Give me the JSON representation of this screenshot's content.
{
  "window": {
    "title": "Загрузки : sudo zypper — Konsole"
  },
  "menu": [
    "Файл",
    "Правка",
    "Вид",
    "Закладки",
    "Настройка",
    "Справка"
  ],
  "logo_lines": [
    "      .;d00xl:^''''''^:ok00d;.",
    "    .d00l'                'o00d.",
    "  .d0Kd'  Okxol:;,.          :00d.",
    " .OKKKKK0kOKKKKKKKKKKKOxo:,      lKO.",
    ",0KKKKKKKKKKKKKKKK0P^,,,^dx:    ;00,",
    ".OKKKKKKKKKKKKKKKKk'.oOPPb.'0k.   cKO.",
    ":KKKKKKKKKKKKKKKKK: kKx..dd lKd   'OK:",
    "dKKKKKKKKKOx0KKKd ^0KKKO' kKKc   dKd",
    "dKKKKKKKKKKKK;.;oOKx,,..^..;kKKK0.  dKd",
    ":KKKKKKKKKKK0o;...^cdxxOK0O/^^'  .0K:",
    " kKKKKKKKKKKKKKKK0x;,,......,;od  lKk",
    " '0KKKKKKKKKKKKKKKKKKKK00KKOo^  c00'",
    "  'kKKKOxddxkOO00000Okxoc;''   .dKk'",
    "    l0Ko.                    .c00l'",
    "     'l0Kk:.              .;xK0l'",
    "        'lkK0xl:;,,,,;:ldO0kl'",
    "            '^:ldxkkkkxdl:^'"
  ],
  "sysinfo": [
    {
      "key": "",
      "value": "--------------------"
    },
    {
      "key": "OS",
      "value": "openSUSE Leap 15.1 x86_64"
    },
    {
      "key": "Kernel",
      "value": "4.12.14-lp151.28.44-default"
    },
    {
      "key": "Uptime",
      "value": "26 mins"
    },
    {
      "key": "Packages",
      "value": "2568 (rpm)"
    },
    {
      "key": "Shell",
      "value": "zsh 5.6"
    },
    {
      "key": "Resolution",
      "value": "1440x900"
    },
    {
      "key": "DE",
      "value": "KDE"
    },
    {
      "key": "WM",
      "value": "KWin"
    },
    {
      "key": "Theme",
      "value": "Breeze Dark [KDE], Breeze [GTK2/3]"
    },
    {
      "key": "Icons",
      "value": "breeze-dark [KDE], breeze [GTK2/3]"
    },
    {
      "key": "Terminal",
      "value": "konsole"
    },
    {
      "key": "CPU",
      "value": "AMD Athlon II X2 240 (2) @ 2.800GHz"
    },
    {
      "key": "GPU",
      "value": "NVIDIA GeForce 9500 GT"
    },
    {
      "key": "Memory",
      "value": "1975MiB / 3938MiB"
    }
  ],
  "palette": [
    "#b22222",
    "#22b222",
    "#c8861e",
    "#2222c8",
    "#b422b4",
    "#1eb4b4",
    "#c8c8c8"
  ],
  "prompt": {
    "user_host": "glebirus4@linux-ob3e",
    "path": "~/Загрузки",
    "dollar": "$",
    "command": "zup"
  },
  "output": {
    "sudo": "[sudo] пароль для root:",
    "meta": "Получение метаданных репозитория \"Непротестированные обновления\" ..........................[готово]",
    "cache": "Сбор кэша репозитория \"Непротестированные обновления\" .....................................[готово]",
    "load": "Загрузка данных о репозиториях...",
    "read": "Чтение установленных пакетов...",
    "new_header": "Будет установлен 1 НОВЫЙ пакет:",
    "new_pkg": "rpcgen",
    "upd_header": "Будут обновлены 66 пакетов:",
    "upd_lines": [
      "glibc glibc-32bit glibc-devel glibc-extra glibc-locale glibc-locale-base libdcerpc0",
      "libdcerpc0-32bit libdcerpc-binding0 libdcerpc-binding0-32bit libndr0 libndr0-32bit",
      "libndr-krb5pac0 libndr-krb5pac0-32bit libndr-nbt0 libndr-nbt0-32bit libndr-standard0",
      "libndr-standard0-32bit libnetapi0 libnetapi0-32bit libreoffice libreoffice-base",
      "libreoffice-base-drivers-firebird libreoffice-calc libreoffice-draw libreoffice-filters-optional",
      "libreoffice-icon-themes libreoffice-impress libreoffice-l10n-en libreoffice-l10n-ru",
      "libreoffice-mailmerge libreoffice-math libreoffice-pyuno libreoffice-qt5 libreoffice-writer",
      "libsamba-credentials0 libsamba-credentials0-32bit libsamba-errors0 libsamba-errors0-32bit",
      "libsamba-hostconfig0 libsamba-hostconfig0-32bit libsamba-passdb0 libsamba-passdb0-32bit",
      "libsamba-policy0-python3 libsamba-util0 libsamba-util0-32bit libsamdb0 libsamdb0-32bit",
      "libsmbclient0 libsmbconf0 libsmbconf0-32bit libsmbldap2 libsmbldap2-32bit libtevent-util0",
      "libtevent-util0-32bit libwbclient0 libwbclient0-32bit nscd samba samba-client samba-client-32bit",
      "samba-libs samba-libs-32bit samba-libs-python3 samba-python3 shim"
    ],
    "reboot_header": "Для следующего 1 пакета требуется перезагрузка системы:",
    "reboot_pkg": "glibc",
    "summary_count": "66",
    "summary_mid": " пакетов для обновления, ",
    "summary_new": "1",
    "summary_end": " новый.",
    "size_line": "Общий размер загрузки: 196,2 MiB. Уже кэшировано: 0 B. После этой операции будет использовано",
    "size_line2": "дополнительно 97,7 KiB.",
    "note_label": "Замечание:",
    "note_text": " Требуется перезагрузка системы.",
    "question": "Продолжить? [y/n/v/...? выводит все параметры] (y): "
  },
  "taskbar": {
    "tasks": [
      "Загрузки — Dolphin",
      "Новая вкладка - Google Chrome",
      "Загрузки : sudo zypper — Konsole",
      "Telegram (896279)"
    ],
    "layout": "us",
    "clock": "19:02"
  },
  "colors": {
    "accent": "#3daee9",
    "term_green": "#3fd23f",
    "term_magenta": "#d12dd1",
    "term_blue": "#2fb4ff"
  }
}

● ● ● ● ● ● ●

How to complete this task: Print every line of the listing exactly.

Exercise output:
Give me the JSON representation of this screenshot's content.
{
  "window": {
    "title": "Загрузки : sudo zypper — Konsole"
  },
  "menu": [
    "Файл",
    "Правка",
    "Вид",
    "Закладки",
    "Настройка",
    "Справка"
  ],
  "logo_lines": [
    "      .;d00xl:^''''''^:ok00d;.",
    "    .d00l'                'o00d.",
    "  .d0Kd'  Okxol:;,.          :00d.",
    " .OKKKKK0kOKKKKKKKKKKKOxo:,      lKO.",
    ",0KKKKKKKKKKKKKKKK0P^,,,^dx:    ;00,",
    ".OKKKKKKKKKKKKKKKKk'.oOPPb.'0k.   cKO.",
    ":KKKKKKKKKKKKKKKKK: kKx..dd lKd   'OK:",
    "dKKKKKKKKKOx0KKKd ^0KKKO' kKKc   dKd",
    "dKKKKKKKKKKKK;.;oOKx,,..^..;kKKK0.  dKd",
    ":KKKKKKKKKKK0o;...^cdxxOK0O/^^'  .0K:",
    " kKKKKKKKKKKKKKKK0x;,,......,;od  lKk",
    " '0KKKKKKKKKKKKKKKKKKKK00KKOo^  c00'",
    "  'kKKKOxddxkOO00000Okxoc;''   .dKk'",
    "    l0Ko.                    .c00l'",
    "     'l0Kk:.              .;xK0l'",
    "        'lkK0xl:;,,,,;:ldO0kl'",
    "            '^:ldxkkkkxdl:^'"
  ],
  "sysinfo": [
    {
      "key": "",
      "value": "--------------------"
    },
    {
      "key": "OS",
      "value": "openSUSE Leap 15.1 x86_64"
    },
    {
      "key": "Kernel",
      "value": "4.12.14-lp151.28.44-default"
    },
    {
      "key": "Uptime",
      "value": "26 mins"
    },
    {
      "key": "Packages",
      "value": "2568 (rpm)"
    },
    {
      "key": "Shell",
      "value": "zsh 5.6"
    },
    {
      "key": "Resolution",
      "value": "1440x900"
    },
    {
      "key": "DE",
      "value": "KDE"
    },
    {
      "key": "WM",
      "value": "KWin"
    },
    {
      "key": "Theme",
      "value": "Breeze Dark [KDE], Breeze [GTK2/3]"
    },
    {
      "key": "Icons",
      "value": "breeze-dark [KDE], breeze [GTK2/3]"
    },
    {
      "key": "Terminal",
      "value": "konsole"
    },
    {
      "key": "CPU",
      "value": "AMD Athlon II X2 240 (2) @ 2.800GHz"
    },
    {
      "key": "GPU",
      "value": "NVIDIA GeForce 9500 GT"
    },
    {
      "key": "Memory",
      "value": "1975MiB / 3938MiB"
    }
  ],
  "palette": [
    "#b22222",
    "#22b222",
    "#c8861e",
    "#2222c8",
    "#b422b4",
    "#1eb4b4",
    "#c8c8c8"
  ],
  "prompt": {
    "user_host": "glebirus4@linux-ob3e",
    "path": "~/Загрузки",
    "dollar": "$",
    "command": "zup"
  },
  "output": {
    "sudo": "[sudo] пароль для root:",
    "meta": "Получение метаданных репозитория \"Непротестированные обновления\" ..........................[готово]",
    "cache": "Сбор кэша репозитория \"Непротестированные обновления\" .....................................[готово]",
    "load": "Загрузка данных о репозиториях...",
    "read": "Чтение установленных пакетов...",
    "new_header": "Будет установлен 1 НОВЫЙ пакет:",
    "new_pkg": "rpcgen",
    "upd_header": "Будут обновлены 66 пакетов:",
    "upd_lines": [
      "glibc glibc-32bit glibc-devel glibc-extra glibc-locale glibc-locale-base libdcerpc0",
      "libdcerpc0-32bit libdcerpc-binding0 libdcerpc-binding0-32bit libndr0 libndr0-32bit",
      "libndr-krb5pac0 libndr-krb5pac0-32bit libndr-nbt0 libndr-nbt0-32bit libndr-standard0",
      "libndr-standard0-32bit libnetapi0 libnetapi0-32bit libreoffice libreoffice-base",
      "libreoffice-base-drivers-firebird libreoffice-calc libreoffice-draw libreoffice-filters-optional",
      "libreoffice-icon-themes libreoffice-impress libreoffice-l10n-en libreoffice-l10n-ru",
      "libreoffice-mailmerge libreoffice-math libreoffice-pyuno libreoffice-qt5 libreoffice-writer",
      "libsamba-credentials0 libsamba-credentials0-32bit libsamba-errors0 libsamba-errors0-32bit",
      "libsamba-hostconfig0 libsamba-hostconfig0-32bit libsamba-passdb0 libsamba-passdb0-32bit",
      "libsamba-policy0-python3 libsamba-util0 libsamba-util0-32bit libsamdb0 libsamdb0-32bit",
      "libsmbclient0 libsmbconf0 libsmbconf0-32bit libsmbldap2 libsmbldap2-32bit libtevent-util0",
      "libtevent-util0-32bit libwbclient0 libwbclient0-32bit nscd samba samba-client samba-client-32bit",
      "samba-libs samba-libs-32bit samba-libs-python3 samba-python3 shim"
    ],
    "reboot_header": "Для следующего 1 пакета требуется перезагрузка системы:",
    "reboot_pkg": "glibc",
    "summary_count": "66",
    "summary_mid": " пакетов для обновления, ",
    "summary_new": "1",
    "summary_end": " новый.",
    "size_line": "Общий размер загрузки: 196,2 MiB. Уже кэшировано: 0 B. После этой операции будет использовано",
    "size_line2": "дополнительно 97,7 KiB.",
    "note_label": "Замечание:",
    "note_text": " Требуется перезагрузка системы.",
    "question": "Продолжить? [y/n/v/...? выводит все параметры] (y): "
  },
  "taskbar": {
    "tasks": [
      "Загрузки — Dolphin",
      "Новая вкладка - Google Chrome",
      "Загрузки : sudo zypper — Konsole",
      "Telegram (896279)"
    ],
    "layout": "us",
    "clock": "19:02"
  },
  "colors": {
    "accent": "#3daee9",
    "term_green": "#3fd23f",
    "term_magenta": "#d12dd1",
    "term_blue": "#2fb4ff"
  }
}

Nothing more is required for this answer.